HA NOI (VNS) — Deputy Minister of Agriculture and Rural Development Vu Van Tam yesterday called for increased vigilance this year in preventing disease outbreaks among livestock and poultry, especially those that can be transmitted to humans.
He was speaking at a meeting held yesterday to review disease prevention and control work in the meat industry in 2014 and set the agenda for this year.
Pham Van Dong, head of the Animal Health Department under the Agriculture and Rural Development Ministry (MARD), said about 100 disease/epidemic hotspots are identified every year on average, and the number of fowls that have to be culled after being infected by diseases can reach 200,000.
Last year, the H5N1 avian influenza strain broke out in 158 communes in 33 provinces. The white spot disease, acute hepatopancreatic necrosis syndrome, and environmental pollution impacted over 59,500 hectares of brackish-water shrimp ponds.
So far, 21 cities and provinces nationwide have developed strategies to control possible epidemic threats and outbreaks, he said.
While avian influenza and blue-ear disease hotbeds have been brought under control, foot-and-mouth disease outbreaks have hit six communes in the northern mountainous province of Son La.
The agriculture ministry is concerned that the disease can ravage the northern mountainous area if local authorities fail to exert greater control on livestock smuggling.
A bird-flu outbreak can happen in the Mekong Delta this year, especially around breeding areas and wet markets, the meeting heard.
Dong said that as Tet (Lunar New Year) approaches, his department would continue maintaining epidemic-free breeding zones and inspecting units at the grassroots level to facilitate early detections of any violations.
He admitted that the veterinary network capacity and breeding skills of farmers are yet to meet expectations.
Delegates at the conference agreed on the need to increase awareness of dangers as well as preventive measures among farmers and local authorities.
Deputy Minister Tam said all animal health staff at local levels should be proactive in disease prevention work, and co-ordinate their activities well with farmers and local authorities.

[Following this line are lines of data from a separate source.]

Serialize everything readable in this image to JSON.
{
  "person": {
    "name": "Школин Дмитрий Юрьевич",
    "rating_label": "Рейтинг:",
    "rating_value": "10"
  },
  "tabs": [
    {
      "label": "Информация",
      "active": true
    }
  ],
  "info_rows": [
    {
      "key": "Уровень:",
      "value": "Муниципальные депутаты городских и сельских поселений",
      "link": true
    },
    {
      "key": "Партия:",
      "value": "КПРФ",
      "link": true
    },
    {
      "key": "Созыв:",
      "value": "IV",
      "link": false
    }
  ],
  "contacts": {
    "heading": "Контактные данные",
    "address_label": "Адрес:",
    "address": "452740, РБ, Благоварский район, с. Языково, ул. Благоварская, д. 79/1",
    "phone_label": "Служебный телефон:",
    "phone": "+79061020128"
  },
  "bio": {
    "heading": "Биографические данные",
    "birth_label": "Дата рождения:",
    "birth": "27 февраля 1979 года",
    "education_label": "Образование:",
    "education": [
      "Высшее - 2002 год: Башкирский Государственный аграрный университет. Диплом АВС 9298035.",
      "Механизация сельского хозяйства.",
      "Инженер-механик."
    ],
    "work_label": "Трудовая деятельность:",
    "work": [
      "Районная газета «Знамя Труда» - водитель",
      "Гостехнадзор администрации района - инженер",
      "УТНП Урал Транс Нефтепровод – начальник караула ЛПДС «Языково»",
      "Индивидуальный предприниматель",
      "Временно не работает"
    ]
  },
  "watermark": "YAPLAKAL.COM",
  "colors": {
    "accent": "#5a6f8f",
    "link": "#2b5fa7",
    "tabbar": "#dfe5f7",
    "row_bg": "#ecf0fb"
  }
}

The animal health sector must also increase efforts to teach safe practices in raising cattle and poultry, he said. — VNS